Sub Total 33600 Grand Total 4,00,000
N.B: Cost of land, if newly purchased, can be included in the project. This wil l be limited to 10% of the total project cost.
The major components of the model are:

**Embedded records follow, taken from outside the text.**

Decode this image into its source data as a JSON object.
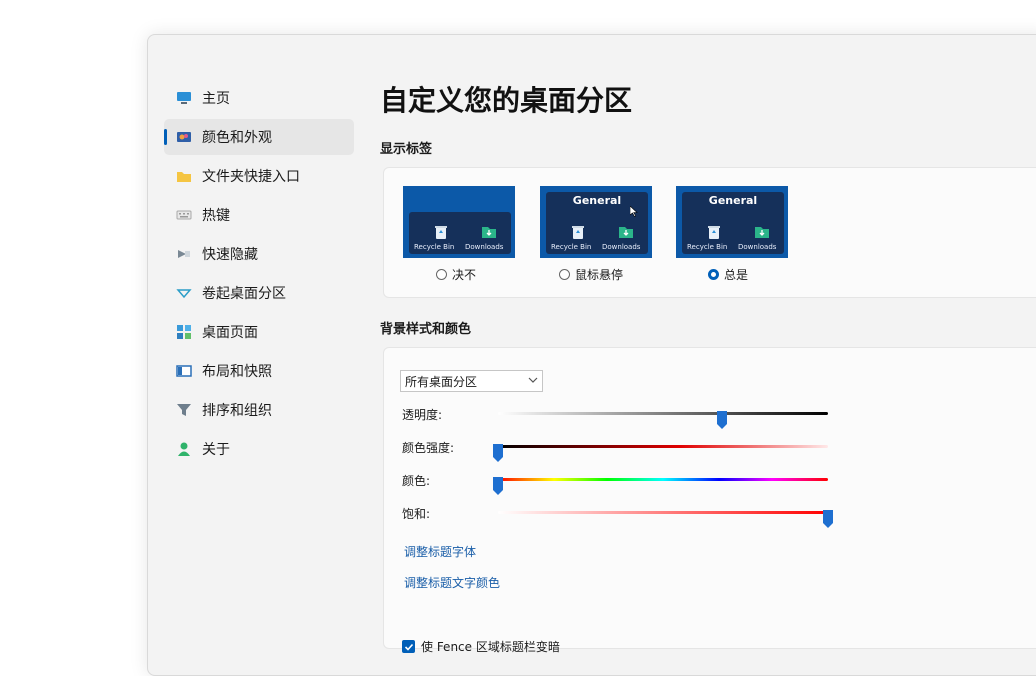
{
  "nav": {
    "items": [
      {
        "label": "主页",
        "icon": "monitor-icon"
      },
      {
        "label": "颜色和外观",
        "icon": "palette-icon",
        "selected": true
      },
      {
        "label": "文件夹快捷入口",
        "icon": "folder-icon"
      },
      {
        "label": "热键",
        "icon": "keyboard-icon"
      },
      {
        "label": "快速隐藏",
        "icon": "hide-icon"
      },
      {
        "label": "卷起桌面分区",
        "icon": "rollup-icon"
      },
      {
        "label": "桌面页面",
        "icon": "desktop-pages-icon"
      },
      {
        "label": "布局和快照",
        "icon": "layout-icon"
      },
      {
        "label": "排序和组织",
        "icon": "filter-icon"
      },
      {
        "label": "关于",
        "icon": "person-icon"
      }
    ]
  },
  "page": {
    "title": "自定义您的桌面分区"
  },
  "labels_section": {
    "title": "显示标签",
    "options": [
      {
        "label": "决不",
        "checked": false,
        "header": ""
      },
      {
        "label": "鼠标悬停",
        "checked": false,
        "header": "General"
      },
      {
        "label": "总是",
        "checked": true,
        "header": "General"
      }
    ],
    "preview_items": [
      "Recycle Bin",
      "Downloads"
    ]
  },
  "background_section": {
    "title": "背景样式和颜色",
    "dropdown_value": "所有桌面分区",
    "sliders": [
      {
        "label": "透明度:",
        "value_pct": 68
      },
      {
        "label": "颜色强度:",
        "value_pct": 0
      },
      {
        "label": "颜色:",
        "value_pct": 0
      },
      {
        "label": "饱和:",
        "value_pct": 100
      }
    ],
    "links": [
      "调整标题字体",
      "调整标题文字颜色"
    ],
    "checkbox_label": "使 Fence 区域标题栏变暗"
  },
  "colors": {
    "accent": "#005fb8",
    "preview_bg": "#0c59a8",
    "panel": "#15305a"
  }
}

Â· Land Development: (Rs. 4.0 thousand): This is the labour co st of shaping and dressing the land site. Â· Fencing (Rs. 29.6 thousand): It is necessary to safeguard th e orchard by a barbed wire fencing. Â· Irrigation Infra-structure (Rs. 50.0 thousand): For effectiv e working with drip irrigation system, it is necessary to install a tube-well wi th diesel/electric pumpset and submersible motor. This is post cost of tube-wel l for one acre. Â· Drip Irrigation (Rs. 40.0 thousand): This is average cost of one acre drip system for the crop inclusive of the cost of fertigation equipmen t. The actual cost will vary depending on location, plant population and plot g eometry. Â· Implements & Equipment (Rs. 5.0 thousand): For investment on improved manually/power operated essential implements and equipment. Â· Building Infrastructure (Rs. 30.0 thousand): A one acre orch ard would require minimally a labour shed and a store-cum - pump house and a lab our shed. Â· Cost of Cultivation (Rs.2.41 lakhs): Land preparation and pl anting operations and cultural practices will involve 206 days of manual labour, the cost of which will come to Rs.14.40 thousand. The cost of planting materia l works out to Rs.2.00 lakhs for 25000 plants @ Rs.8 per plant.

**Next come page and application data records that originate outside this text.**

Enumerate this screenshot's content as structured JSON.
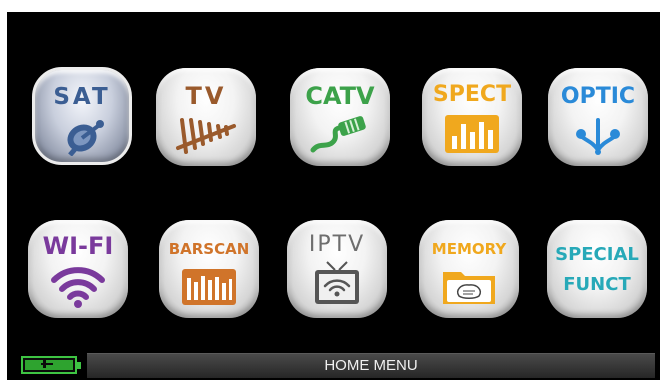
{
  "menu": {
    "row1": [
      {
        "key": "sat",
        "label": "SAT",
        "icon": "satellite-dish-icon",
        "color": "#3b5e93",
        "selected": true
      },
      {
        "key": "tv",
        "label": "TV",
        "icon": "tv-antenna-icon",
        "color": "#9a5a2c"
      },
      {
        "key": "catv",
        "label": "CATV",
        "icon": "coax-cable-icon",
        "color": "#3ca24a"
      },
      {
        "key": "spect",
        "label": "SPECT",
        "icon": "spectrum-icon",
        "color": "#f0a81e"
      },
      {
        "key": "optic",
        "label": "OPTIC",
        "icon": "optic-fiber-icon",
        "color": "#2a8ad8"
      }
    ],
    "row2": [
      {
        "key": "wifi",
        "label": "WI-FI",
        "icon": "wifi-icon",
        "color": "#7a3a9c"
      },
      {
        "key": "barscan",
        "label": "BARSCAN",
        "icon": "barscan-icon",
        "color": "#d0742a"
      },
      {
        "key": "iptv",
        "label": "IPTV",
        "icon": "iptv-icon",
        "color": "#6e6e6e"
      },
      {
        "key": "memory",
        "label": "MEMORY",
        "icon": "memory-folder-icon",
        "color": "#f0a81e"
      },
      {
        "key": "special",
        "label_line1": "SPECIAL",
        "label_line2": "FUNCT",
        "color": "#27a9b8"
      }
    ]
  },
  "status_bar": {
    "title": "HOME MENU",
    "battery_icon": "battery-charging-icon",
    "battery_level": 1.0,
    "battery_color": "#3ec443"
  }
}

8.4 Labour cost has been put at an average of Rs.70 per man-day. T he actual cost will vary from location to location depending upon minimum wage l evels or prevailing wage levels for skilled and unskilled labour.
8.5 Recurring Production Cost: Recurring production cost s are exhibited in Annexure III. The main components are planting material, lan d preparation, inputs application (FYM, fertilizers, micro-nutrients liming mate rial, plant protection chemicals etc.), power and labour on application of input s, inter-cultural and other farm operations. 8.6 Returns from the Project: The strawberry is short duration cro p. The crop planted in September-October starts going yield in May-June. It co ntinues to give yield upto 3rd year thereafter it needs re-planted. Average yie ld of strawberry is 8 tonnes/acre with good management. The average sale rate i s Rs.40,000 per tonne. Thus gross return works out to Rs.3.20 lakhs per acre/an num. (Vide Annexure-III).
8.7 Balance Sheet: The projected balance sheet of the model is given at A nnexure IV. There would be three sources of financing the project as below:
Source Rs. Thousand
s share (50%)
Capital subsidy (20%) 80.00 Term loan 120.00 Total 400.00 (30%)
8.8 Profit & Loss Account: The cash flow statement may be seen in Annexure V. Annexure VI projects the profit and loss account of the model. An nual gross profit works out to around Rs.184.70 per acre.
8.9 Repayment of Term Loan: The term loan will be repaid in eleve n equated 6 monthly installments of Rs.10.91 thousand with a moratorium of 12 mo nths. The rate of interest would have to be negotiated with the financing bank. It has been put at 12% in the model (vide Annexures VII & VII A).
Annexure VIII gives depreciation calculations.
8.11 IRR/BCR: The viability of the project is assessed in Annexure IX. The IRR works out to 45.07 and the BCR to 1.1.
8.12 The Debt Service coverage ratio calculations are presented in Anne xure X. The average DSCR works out to 8.0.
8.13 Payback Period: On the basis of costs and returns of the model, t he pay back period is estimated at 2.31 years (vide Annexure XI).
8.14 Break-even Point: The break even point will be reached in the thi rd year. At this point fixed cost would work out to 51.3% of gross sales (vide Annexure XII).
This action might not be possible to undo. Are you sure you want to continue?
We've moved you to where you read on your other device.
Get the full title to continue reading from where you left off, or restart the preview.